Source data Block Start
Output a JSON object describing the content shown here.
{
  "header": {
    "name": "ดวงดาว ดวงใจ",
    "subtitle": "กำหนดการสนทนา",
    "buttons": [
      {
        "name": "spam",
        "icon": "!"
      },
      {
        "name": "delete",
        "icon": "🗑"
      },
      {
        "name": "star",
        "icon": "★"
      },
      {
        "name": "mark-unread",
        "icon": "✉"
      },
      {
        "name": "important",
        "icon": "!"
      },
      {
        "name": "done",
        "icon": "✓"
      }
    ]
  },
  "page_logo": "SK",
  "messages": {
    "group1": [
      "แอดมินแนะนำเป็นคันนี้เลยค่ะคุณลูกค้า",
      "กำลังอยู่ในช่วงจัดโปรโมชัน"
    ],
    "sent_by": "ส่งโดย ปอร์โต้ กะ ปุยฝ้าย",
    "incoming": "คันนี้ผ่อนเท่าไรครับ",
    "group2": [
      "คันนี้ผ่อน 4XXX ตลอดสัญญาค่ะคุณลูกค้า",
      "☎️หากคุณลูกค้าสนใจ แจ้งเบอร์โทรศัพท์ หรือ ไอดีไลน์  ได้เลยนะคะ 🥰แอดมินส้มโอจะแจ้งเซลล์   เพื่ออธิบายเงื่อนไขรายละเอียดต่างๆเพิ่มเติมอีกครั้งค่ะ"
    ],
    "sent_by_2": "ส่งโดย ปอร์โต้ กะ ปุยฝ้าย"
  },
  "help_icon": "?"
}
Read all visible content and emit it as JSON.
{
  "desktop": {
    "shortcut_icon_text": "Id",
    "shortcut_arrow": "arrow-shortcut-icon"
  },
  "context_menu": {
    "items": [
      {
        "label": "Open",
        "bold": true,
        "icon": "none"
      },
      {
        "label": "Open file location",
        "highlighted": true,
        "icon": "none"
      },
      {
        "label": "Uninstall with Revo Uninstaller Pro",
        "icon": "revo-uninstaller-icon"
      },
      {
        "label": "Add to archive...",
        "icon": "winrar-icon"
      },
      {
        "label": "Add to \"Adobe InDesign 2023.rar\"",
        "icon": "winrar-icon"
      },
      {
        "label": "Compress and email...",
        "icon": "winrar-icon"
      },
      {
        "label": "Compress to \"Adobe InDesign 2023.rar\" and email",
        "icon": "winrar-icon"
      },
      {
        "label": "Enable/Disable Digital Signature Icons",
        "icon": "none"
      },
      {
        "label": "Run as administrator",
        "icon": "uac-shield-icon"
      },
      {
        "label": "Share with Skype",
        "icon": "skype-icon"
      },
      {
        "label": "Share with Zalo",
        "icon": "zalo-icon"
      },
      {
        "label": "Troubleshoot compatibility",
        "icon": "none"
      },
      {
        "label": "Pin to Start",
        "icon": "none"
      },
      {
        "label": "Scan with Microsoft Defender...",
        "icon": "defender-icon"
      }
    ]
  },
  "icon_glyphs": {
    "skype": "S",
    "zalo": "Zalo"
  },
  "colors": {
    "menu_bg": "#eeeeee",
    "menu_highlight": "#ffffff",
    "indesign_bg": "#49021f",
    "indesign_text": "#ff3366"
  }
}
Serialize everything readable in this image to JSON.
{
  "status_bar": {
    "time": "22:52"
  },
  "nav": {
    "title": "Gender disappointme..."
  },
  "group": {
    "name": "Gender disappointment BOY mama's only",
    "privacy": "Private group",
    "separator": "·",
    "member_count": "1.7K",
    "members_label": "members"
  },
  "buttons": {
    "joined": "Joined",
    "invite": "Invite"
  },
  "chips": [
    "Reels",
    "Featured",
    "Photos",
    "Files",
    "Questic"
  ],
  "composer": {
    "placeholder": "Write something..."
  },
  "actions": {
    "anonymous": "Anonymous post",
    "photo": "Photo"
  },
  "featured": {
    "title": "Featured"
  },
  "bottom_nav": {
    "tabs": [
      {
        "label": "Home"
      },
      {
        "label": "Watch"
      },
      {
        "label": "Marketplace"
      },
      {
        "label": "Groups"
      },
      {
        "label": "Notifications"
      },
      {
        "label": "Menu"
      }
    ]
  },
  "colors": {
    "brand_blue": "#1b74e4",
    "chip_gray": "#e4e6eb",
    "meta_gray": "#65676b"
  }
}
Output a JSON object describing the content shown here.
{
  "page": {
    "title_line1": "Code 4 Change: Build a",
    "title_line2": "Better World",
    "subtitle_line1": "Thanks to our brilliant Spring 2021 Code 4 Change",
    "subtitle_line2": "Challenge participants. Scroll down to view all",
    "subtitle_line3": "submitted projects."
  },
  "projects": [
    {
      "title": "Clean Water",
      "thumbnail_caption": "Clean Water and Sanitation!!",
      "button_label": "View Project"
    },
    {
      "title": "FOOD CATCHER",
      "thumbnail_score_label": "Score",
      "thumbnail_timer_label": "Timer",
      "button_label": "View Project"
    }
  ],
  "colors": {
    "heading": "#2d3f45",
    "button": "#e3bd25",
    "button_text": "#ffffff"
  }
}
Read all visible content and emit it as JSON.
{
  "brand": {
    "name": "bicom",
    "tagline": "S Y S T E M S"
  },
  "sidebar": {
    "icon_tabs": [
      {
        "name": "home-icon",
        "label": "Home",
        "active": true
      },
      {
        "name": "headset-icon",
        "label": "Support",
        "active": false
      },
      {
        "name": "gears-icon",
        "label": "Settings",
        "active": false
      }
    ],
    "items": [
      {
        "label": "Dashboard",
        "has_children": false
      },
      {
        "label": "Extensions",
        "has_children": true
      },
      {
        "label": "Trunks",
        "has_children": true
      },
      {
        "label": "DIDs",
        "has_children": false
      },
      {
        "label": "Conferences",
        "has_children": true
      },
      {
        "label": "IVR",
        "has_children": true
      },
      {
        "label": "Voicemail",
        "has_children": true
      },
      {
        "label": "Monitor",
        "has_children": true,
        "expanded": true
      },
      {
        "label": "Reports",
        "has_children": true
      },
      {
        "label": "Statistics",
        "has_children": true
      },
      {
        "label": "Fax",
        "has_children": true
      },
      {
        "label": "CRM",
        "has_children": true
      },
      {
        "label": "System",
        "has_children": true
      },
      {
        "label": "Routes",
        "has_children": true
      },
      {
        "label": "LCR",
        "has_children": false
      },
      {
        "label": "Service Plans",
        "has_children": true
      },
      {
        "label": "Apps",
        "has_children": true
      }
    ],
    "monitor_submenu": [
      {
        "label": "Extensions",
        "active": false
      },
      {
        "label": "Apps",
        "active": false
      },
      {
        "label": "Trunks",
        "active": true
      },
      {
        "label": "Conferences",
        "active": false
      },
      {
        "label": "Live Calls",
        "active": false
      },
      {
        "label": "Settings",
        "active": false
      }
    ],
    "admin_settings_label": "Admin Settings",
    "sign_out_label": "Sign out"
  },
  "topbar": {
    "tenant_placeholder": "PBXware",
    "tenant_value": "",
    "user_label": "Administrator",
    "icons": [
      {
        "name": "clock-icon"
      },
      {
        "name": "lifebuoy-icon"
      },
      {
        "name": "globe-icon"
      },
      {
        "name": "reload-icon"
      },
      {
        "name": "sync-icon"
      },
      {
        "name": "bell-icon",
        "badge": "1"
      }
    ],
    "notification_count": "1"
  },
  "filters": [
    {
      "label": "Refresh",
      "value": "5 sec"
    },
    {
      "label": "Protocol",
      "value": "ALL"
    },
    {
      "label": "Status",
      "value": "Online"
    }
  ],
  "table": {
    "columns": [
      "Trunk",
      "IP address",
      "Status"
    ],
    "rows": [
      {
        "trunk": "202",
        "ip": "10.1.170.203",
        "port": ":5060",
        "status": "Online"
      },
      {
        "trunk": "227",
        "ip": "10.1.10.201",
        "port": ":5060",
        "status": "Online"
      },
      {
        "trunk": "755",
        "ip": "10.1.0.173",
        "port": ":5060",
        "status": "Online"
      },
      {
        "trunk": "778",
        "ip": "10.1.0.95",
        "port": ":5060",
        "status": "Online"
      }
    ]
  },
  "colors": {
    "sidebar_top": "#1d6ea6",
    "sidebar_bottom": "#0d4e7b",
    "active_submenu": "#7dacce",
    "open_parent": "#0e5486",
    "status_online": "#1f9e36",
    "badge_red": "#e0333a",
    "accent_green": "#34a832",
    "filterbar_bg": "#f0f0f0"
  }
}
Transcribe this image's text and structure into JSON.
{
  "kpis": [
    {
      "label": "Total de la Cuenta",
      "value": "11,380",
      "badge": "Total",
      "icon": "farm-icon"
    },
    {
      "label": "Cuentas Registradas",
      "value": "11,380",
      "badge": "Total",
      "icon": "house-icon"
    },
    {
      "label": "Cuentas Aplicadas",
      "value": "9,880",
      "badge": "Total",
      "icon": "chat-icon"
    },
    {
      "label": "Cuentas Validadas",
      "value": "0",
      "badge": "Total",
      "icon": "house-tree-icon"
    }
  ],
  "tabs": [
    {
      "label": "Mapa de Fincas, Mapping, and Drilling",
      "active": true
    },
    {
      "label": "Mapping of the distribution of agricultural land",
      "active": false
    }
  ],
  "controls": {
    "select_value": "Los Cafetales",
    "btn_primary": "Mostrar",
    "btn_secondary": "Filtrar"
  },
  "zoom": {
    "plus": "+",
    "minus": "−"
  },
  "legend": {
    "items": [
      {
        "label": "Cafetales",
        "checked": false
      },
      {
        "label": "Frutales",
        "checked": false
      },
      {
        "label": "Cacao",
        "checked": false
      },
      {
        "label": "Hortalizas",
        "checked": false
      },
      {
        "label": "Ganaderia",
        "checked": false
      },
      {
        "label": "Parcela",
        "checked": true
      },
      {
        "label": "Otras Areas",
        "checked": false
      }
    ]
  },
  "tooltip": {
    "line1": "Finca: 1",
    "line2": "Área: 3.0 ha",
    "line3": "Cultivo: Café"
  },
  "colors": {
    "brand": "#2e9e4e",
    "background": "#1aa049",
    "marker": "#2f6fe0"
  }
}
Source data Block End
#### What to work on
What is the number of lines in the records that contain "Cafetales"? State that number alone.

#### Solution to the exercise
2